One important parameter to judge the degree of exploration in an area is the number of exploratory wells drilled. In that regard, Bangladesh falls far behind any petroleum basin in the world. Exploration rate in the developed nations is generally much higher than the developing ones, so it is probably not right to compare Bangladesh with the USA, Norway, or Australia for that matter. Comparing Bangladesh with the neighbouring Indian state of Tripura probably makes more sense. Bangladesh has an area of 147,000 sq.km and has so far drilled about 100 exploratory wells in total. Tripura, on the other hand, has an area of 10,000 sq.km and has drilled more than 150 exploratory wells. Such statistic shows how poor the rate of exploration in Bangladesh actually is. Yet, Bangladesh discovered more gas reserves than Tripura.
A few years ago, the authorities announced a plan to drill 55 exploratory wells in five years. But within a couple of years, the plan was scrapped without explanation. Bangladesh has been categorised as one of the least explored countries in the world. Only one third of the onshore area of Bangladesh has been explored for gas, and its success of discovering gas has been way above the world average.
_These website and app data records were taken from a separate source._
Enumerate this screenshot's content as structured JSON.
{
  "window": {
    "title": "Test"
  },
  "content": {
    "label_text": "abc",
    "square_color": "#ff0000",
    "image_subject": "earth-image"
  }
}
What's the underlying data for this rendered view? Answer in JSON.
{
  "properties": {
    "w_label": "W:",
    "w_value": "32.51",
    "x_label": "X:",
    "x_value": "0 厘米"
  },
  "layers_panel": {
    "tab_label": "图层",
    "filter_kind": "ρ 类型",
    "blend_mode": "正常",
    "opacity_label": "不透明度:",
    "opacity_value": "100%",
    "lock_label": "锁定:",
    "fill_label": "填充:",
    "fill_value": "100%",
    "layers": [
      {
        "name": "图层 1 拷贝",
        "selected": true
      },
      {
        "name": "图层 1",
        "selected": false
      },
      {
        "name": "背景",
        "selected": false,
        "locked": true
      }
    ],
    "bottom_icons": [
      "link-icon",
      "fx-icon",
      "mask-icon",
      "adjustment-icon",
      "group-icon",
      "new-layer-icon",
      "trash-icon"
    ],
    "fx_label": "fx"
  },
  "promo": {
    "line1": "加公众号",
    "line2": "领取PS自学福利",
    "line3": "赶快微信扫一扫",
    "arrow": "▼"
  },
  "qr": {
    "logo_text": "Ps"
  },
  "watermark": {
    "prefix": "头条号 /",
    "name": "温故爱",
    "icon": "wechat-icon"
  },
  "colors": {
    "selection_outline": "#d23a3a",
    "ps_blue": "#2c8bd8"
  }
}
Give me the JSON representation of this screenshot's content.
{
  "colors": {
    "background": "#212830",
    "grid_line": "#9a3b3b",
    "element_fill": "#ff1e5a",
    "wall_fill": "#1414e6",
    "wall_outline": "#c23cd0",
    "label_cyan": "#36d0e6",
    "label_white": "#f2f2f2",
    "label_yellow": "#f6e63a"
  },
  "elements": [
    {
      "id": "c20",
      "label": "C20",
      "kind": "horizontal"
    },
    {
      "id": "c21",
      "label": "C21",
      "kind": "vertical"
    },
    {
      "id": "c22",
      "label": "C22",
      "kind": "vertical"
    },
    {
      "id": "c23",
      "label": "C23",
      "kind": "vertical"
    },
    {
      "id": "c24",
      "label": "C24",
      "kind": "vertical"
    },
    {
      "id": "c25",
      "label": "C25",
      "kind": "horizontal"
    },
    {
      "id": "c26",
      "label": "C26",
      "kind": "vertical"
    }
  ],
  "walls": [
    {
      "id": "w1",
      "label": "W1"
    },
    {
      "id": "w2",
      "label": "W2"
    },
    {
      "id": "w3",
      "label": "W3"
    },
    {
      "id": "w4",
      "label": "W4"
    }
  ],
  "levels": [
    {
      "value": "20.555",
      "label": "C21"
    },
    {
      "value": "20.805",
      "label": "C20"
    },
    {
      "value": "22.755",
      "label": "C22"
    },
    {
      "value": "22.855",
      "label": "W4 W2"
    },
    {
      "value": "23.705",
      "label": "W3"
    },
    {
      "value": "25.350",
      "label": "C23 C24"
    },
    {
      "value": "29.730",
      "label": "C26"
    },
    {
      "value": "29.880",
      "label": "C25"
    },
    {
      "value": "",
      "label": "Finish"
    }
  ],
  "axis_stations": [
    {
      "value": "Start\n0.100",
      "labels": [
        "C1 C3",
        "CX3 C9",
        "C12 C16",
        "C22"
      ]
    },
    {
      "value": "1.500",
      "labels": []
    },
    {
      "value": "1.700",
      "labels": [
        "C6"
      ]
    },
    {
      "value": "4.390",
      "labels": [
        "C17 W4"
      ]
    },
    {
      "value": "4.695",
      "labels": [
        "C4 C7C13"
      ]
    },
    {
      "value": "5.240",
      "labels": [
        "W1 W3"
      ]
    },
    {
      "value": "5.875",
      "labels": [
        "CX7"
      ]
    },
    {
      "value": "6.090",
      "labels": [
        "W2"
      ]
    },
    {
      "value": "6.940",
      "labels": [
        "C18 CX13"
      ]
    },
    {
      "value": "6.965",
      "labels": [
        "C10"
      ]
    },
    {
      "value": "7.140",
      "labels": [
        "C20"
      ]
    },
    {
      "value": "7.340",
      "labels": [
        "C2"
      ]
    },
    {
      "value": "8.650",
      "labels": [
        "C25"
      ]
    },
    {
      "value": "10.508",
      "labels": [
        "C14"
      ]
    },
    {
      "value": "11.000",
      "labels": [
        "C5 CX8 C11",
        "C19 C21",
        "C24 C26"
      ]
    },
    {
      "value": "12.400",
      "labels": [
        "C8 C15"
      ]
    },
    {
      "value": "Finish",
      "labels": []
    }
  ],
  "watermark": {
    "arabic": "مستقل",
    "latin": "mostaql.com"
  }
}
Bangladesh has a large offshore area for gas exploration, which has been divided into 26 exploration blocks. In order to engage international oil companies in offshore exploration, in 2015, Petrobangla initiated a plan to engage an international service company to carry out seismic survey (multiclient survey) and to produce a database which would then be used to negotiate with foreign oil companies. A national expert committee was formed to select the best qualified service company for the job. But for unknown reasons, the selection was nullified. After the previously selected company again qualified for a second round of selection, the whole process was mysteriously stopped from moving forward. Years of inaction led to offshore exploration stalling in Bangladesh. The seismic survey was not done, and the stalemate prevails till date.
At present, only one consortium of Indian oil companies is engaged in offshore exploration under the operatorship of the Oil and Natural Gas Corporation, which drilled only one well in seven years. A few other international oil companies came, but discontinued their work due to contractual disagreements with Bangladesh. One of them presented its geological interpretation of its block SS-11, in the annual conference of the Southeast Asia Petroleum Exploration Society (SEAPEX) in Singapore in 2019, and showed how similar the geological structures and gas potentials in this block are to those of the already discovered gas fields in parts of Rakhine, Myanmar. With such similarities, many geoscientists believe that the next group of large gas fields will be discovered in offshore Bangladesh, adjacent to the offshore Rakhine Basin. But for that to happen, exploration is required, which we have not done.
Dr Badrul Imam is a former professor at the Department of Geology of Dhaka University.